Pyrethroid resistance is envisioned to be a major problem for the vector control program since, at present, there are no suitable chemical substitutes for pyrethroids. Cross-resistance to knockdown agents, which are mainly used in mosquito coils and related products as spatial repellents, is the most serious concern. Since cross-resistance is a global phenomenon, we have started to monitor the distribution of mosquito resistance to pyrethroids. The first pilot study was carried out in Vietnam. We periodically drove along the national road from the north end to the Mekong Delta in Vietnam and collected mosquito larvae from used tires. Simplified susceptibility tests were performed using the fourth instar larvae of Aedes aegypti, Aedes albopictus, and Culex quinquefasciatus. Compared with the other species, Ae. aegypti demonstrated the most prominent reduction in susceptibility. For Ae. aegypti, significant increases in the susceptibility indices with a decrease in the latitude of collection points were observed, indicating that the susceptibility of Ae. aegypti against d-allethrin was lower in the southern part, including mountainous areas, as compared to that in the northern part of Vietnam. There was a significant correlation between the susceptibility indices in Ae. aegypti and the sum of annual pyrethroid use for malaria control (1998–2002). This might explain that the use of pyrethroids as residual treatment inside houses and pyrethroid-impregnated bed nets for malaria control is attributable to low pyrethroid susceptibility in Ae. aegypti. Such insecticide treatment appeared to have been intensively administered in the interior and along the periphery of human habitation areas where, incidentally, the breeding and resting sites of Ae. aegypti are located. This might account for the strong selection pressure toward Ae. aegypti and not Ae. albopictus.

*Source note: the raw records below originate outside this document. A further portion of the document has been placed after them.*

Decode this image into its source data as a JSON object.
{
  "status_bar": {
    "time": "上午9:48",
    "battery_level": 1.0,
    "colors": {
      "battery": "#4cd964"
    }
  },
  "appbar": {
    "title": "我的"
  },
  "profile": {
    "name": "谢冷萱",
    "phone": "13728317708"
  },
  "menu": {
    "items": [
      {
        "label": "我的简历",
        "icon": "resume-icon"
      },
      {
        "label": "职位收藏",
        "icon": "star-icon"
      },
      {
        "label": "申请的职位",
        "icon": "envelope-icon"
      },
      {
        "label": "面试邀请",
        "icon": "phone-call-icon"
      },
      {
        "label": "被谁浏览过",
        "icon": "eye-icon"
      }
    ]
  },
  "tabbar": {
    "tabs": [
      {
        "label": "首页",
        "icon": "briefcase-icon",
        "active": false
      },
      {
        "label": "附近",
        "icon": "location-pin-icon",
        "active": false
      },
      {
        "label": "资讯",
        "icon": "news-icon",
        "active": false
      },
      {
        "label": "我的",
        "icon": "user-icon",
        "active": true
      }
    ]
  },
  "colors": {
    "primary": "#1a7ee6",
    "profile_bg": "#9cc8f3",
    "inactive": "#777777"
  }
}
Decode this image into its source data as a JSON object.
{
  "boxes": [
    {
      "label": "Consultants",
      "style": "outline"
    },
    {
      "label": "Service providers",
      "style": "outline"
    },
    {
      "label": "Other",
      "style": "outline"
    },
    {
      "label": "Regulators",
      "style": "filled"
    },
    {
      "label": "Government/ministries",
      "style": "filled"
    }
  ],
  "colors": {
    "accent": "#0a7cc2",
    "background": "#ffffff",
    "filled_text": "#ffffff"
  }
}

Pyrethroid is one of the most successful insecticidal chemicals for controlling insect pests and vectors of household and public health importance. However, extensive treatment of photo-stable and highly effective pyrethroids sometimes causes resistance to insect populations. Resistance to pyrethroids belonging to the knockdown agent groups that have been used as the spatial repellents, such as mosquito coils and related products, is the most serious concern. Since this is a global phenomenon, we have started to monitor the distribution of mosquito resistance to pyrethroids and the first pilot study was carried out in Vietnam. Our study concluded that Aedes aegypti, the most important vector of dengue and dengue haemorrhagic fever, demonstrated the prominent reduction in susceptibility against d-allethrin, one of the most popular pyrethroids for spatial repellents. The extensive treatment of photo-stable pyrethroids for malaria control seemed to be one of the attributable factors. In order to effectively manage pyrethroid resistance, the establishment of a feasible insecticide management system and a regular monitoring system of pyrethroid susceptibility will be essential.